moved for leave to introduce Bill C-489, An Act to amend the Criminal Code and the Corrections and Conditional Release Act (restrictions on offenders).

Mr. Speaker, I am honoured to introduce the safe at home bill. Canadian children should feel safe in their homes, especially if they have been a victim of a sexual assault.

In my riding of Langley, a sex offender was permitted to serve a house arrest right next door to his young victim. In another case, the sex offender served house arrest across the street from the young victim. In both cases, the poor victims lived in fear and were re-victimized every time they saw their attacker.

One mother asked me, “Why should we have to move from our home when we are the victims?” That is a good question.

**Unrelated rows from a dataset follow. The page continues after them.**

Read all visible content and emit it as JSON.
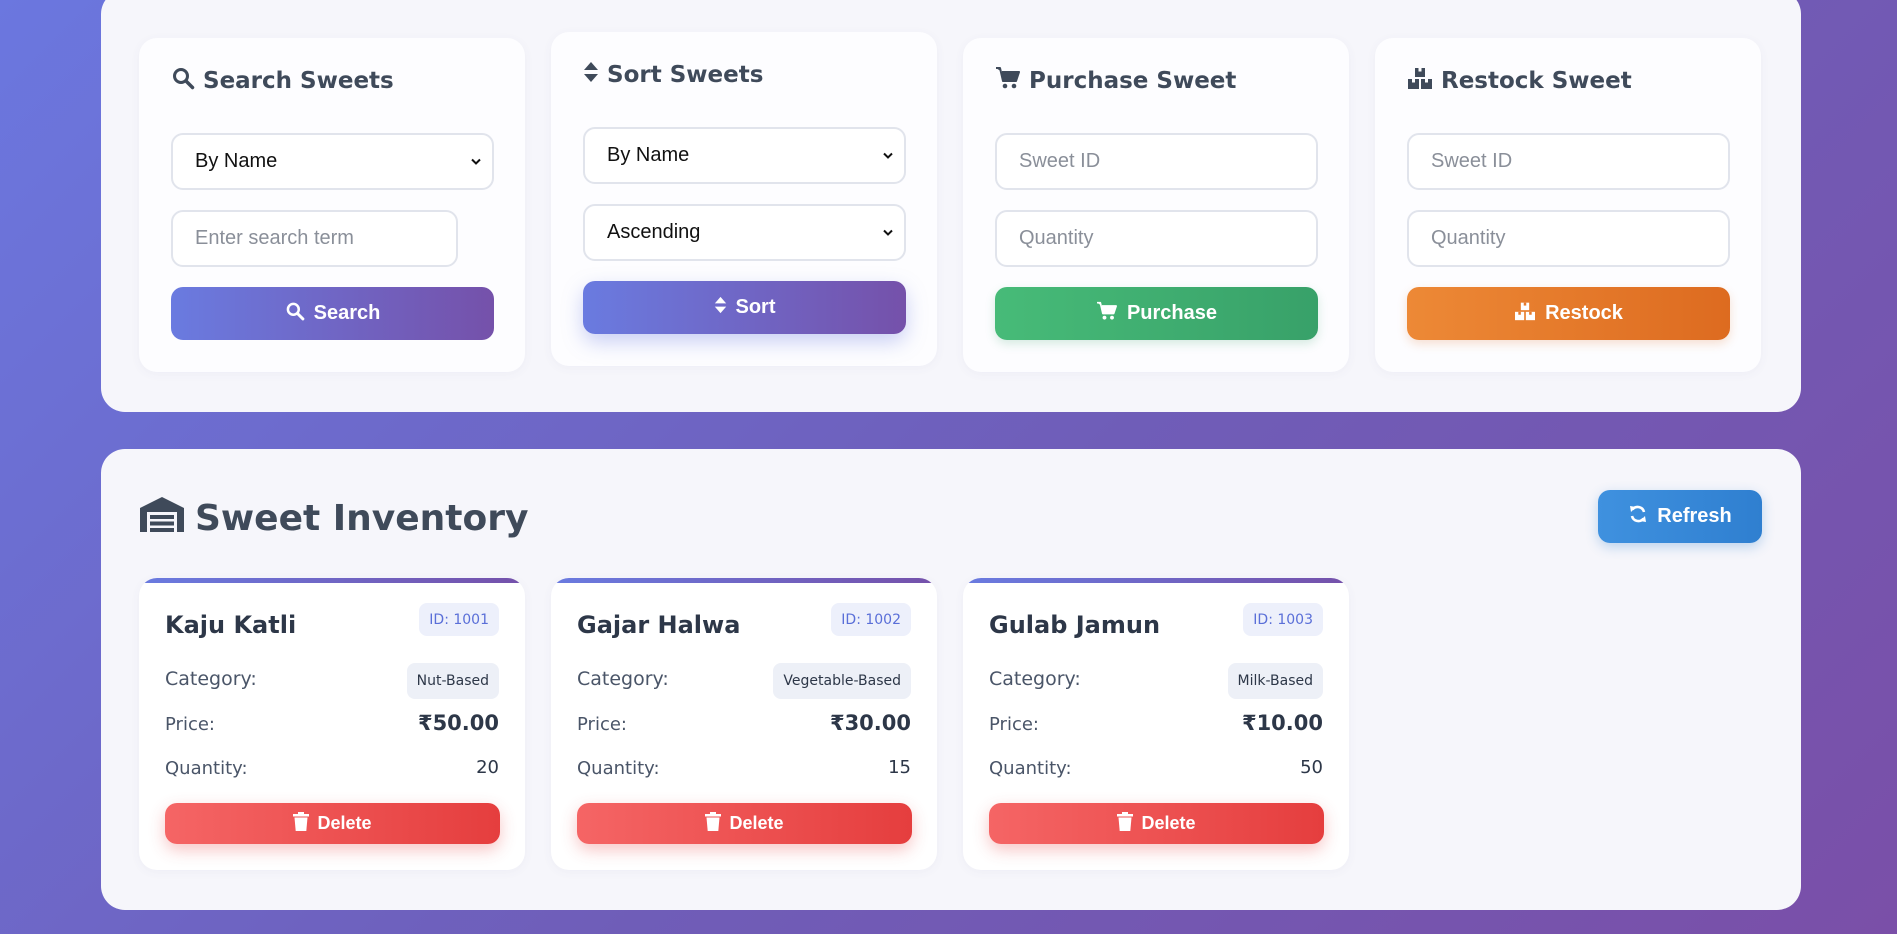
{
  "search": {
    "title": "Search Sweets",
    "by_select": "By Name",
    "input_placeholder": "Enter search term",
    "button": "Search",
    "icon": "search-icon"
  },
  "sort": {
    "title": "Sort Sweets",
    "by_select": "By Name",
    "order_select": "Ascending",
    "button": "Sort",
    "icon": "sort-icon"
  },
  "purchase": {
    "title": "Purchase Sweet",
    "id_placeholder": "Sweet ID",
    "qty_placeholder": "Quantity",
    "button": "Purchase",
    "icon": "cart-icon"
  },
  "restock": {
    "title": "Restock Sweet",
    "id_placeholder": "Sweet ID",
    "qty_placeholder": "Quantity",
    "button": "Restock",
    "icon": "boxes-icon"
  },
  "inventory": {
    "title": "Sweet Inventory",
    "refresh": "Refresh",
    "labels": {
      "category": "Category:",
      "price": "Price:",
      "quantity": "Quantity:"
    },
    "delete_label": "Delete",
    "items": [
      {
        "name": "Kaju Katli",
        "id": "ID: 1001",
        "category": "Nut-Based",
        "price": "₹50.00",
        "quantity": "20"
      },
      {
        "name": "Gajar Halwa",
        "id": "ID: 1002",
        "category": "Vegetable-Based",
        "price": "₹30.00",
        "quantity": "15"
      },
      {
        "name": "Gulab Jamun",
        "id": "ID: 1003",
        "category": "Milk-Based",
        "price": "₹10.00",
        "quantity": "50"
      }
    ]
  },
  "colors": {
    "primary_gradient_start": "#6a7be0",
    "primary_gradient_end": "#7551aa",
    "purchase_green": "#38a169",
    "restock_orange": "#dd6b20",
    "refresh_blue": "#3182ce",
    "delete_red": "#e53e3e"
  }
}
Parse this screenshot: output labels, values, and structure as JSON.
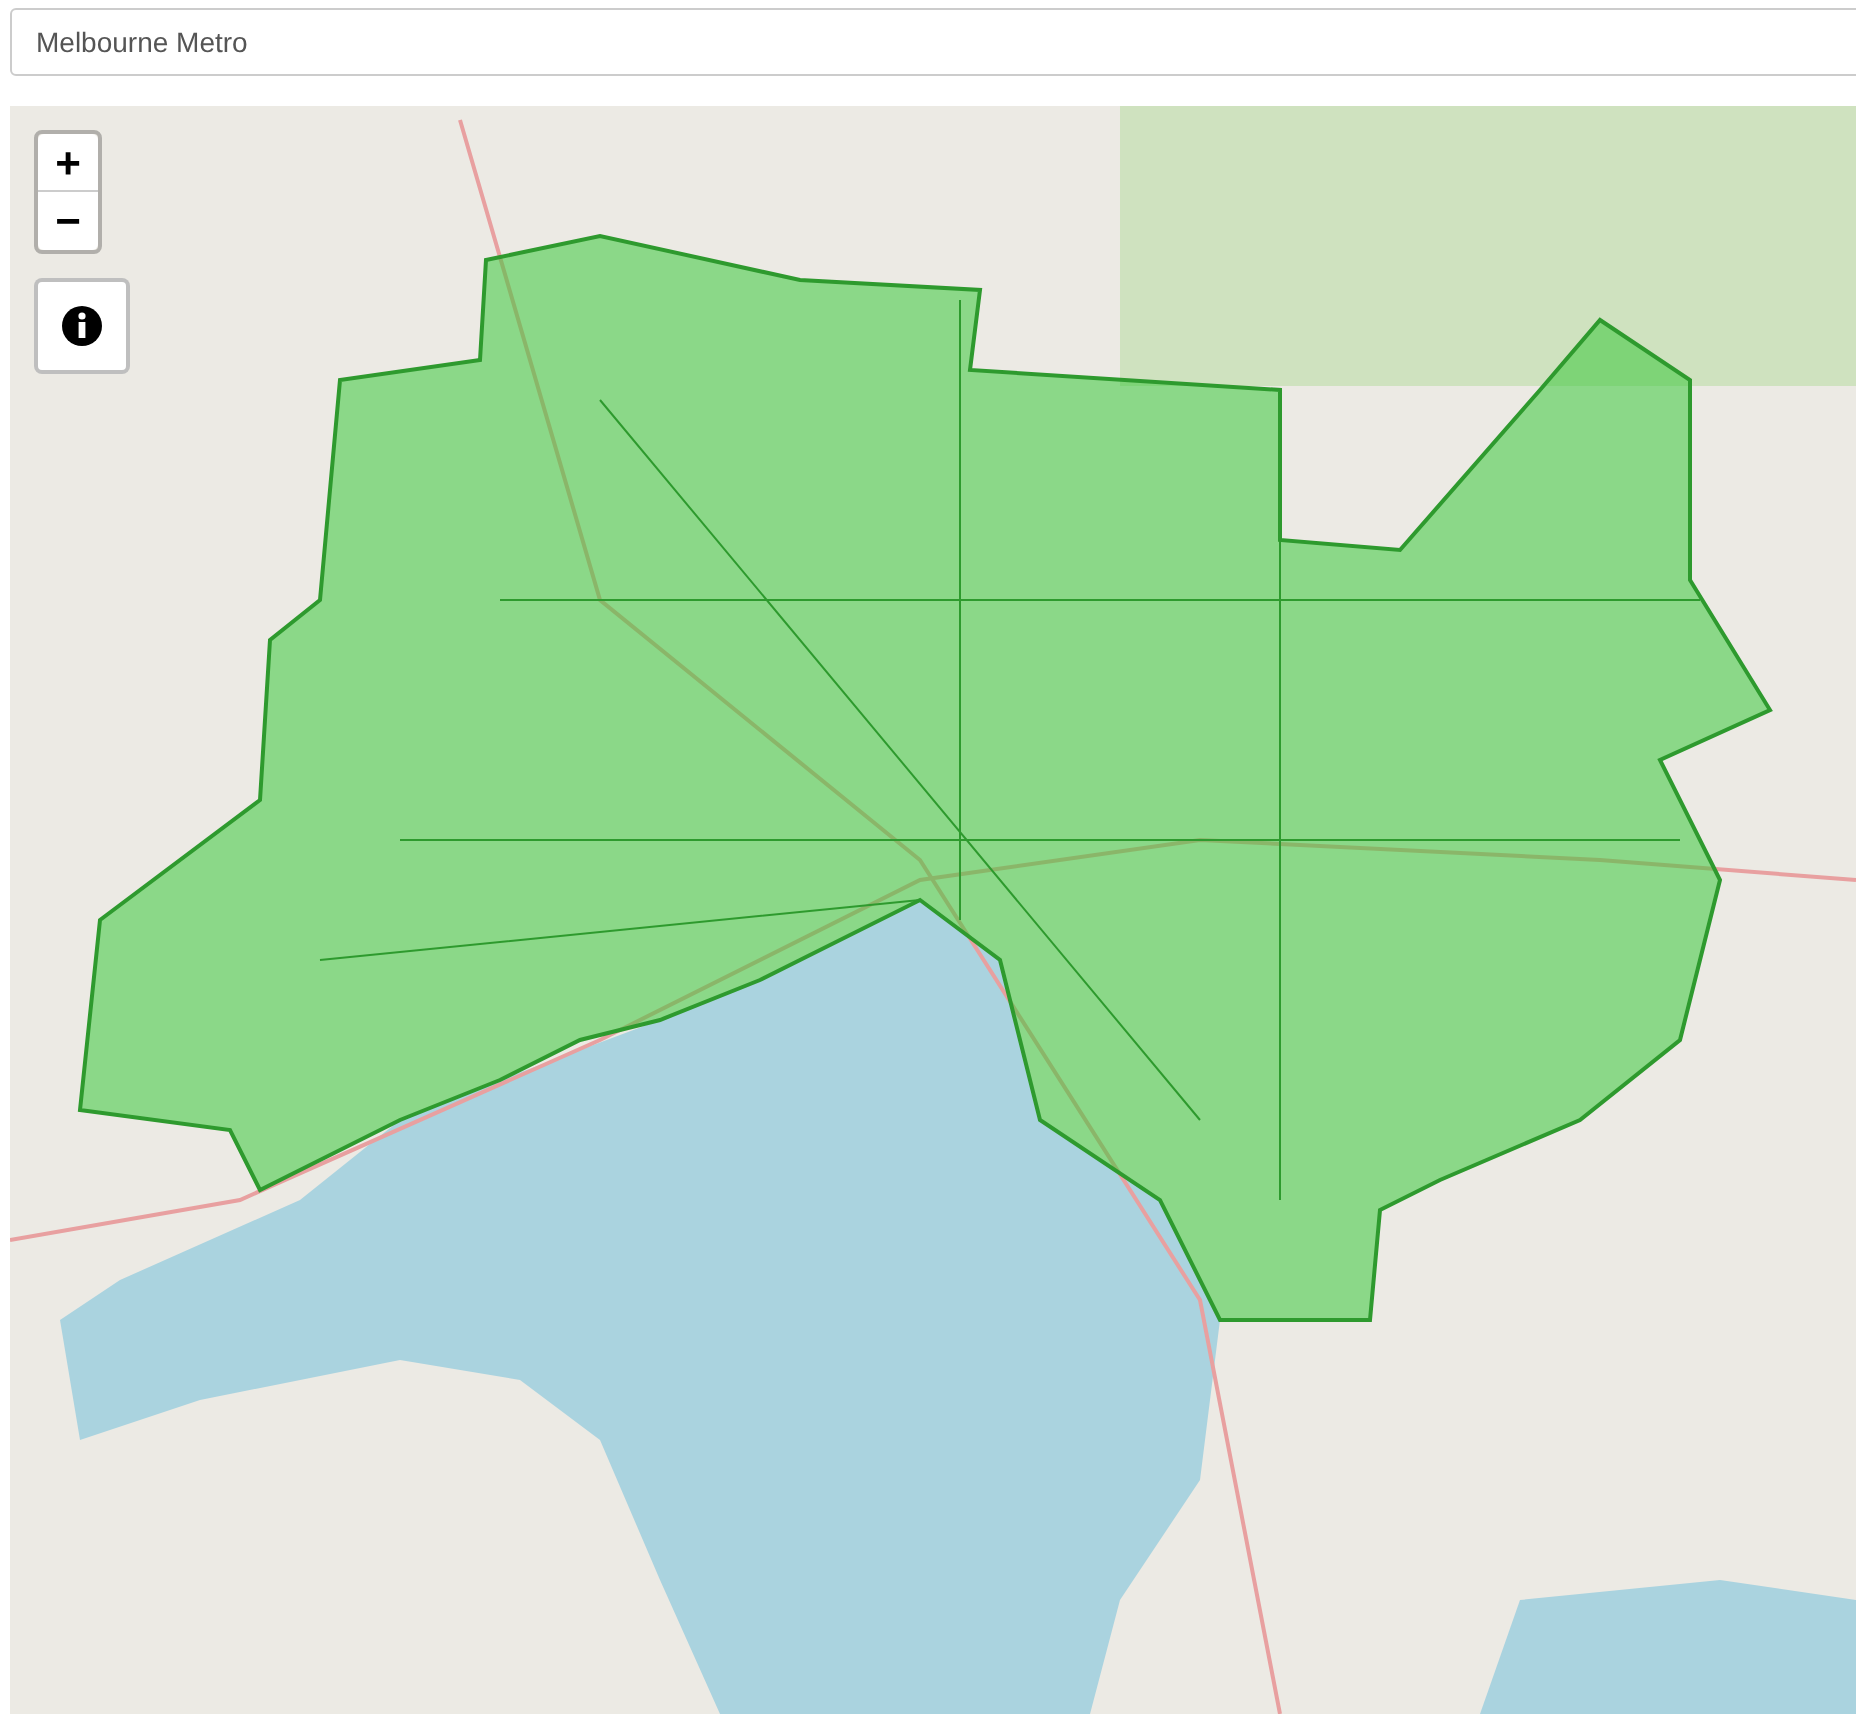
{
  "search": {
    "value": "Melbourne Metro"
  },
  "zoom_controls": [
    {
      "label": "+",
      "kind": "in"
    },
    {
      "label": "−",
      "kind": "out"
    }
  ]
}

This bill will amend the Criminal Code to require a bubble zone around the victim's home, and the sex offenders will not be able to knowingly be anywhere near the victim.

I look forward to working with all members of the House to ensure the passage of this very important bill.

(Motions deemed adopted, bill read the first time and printed)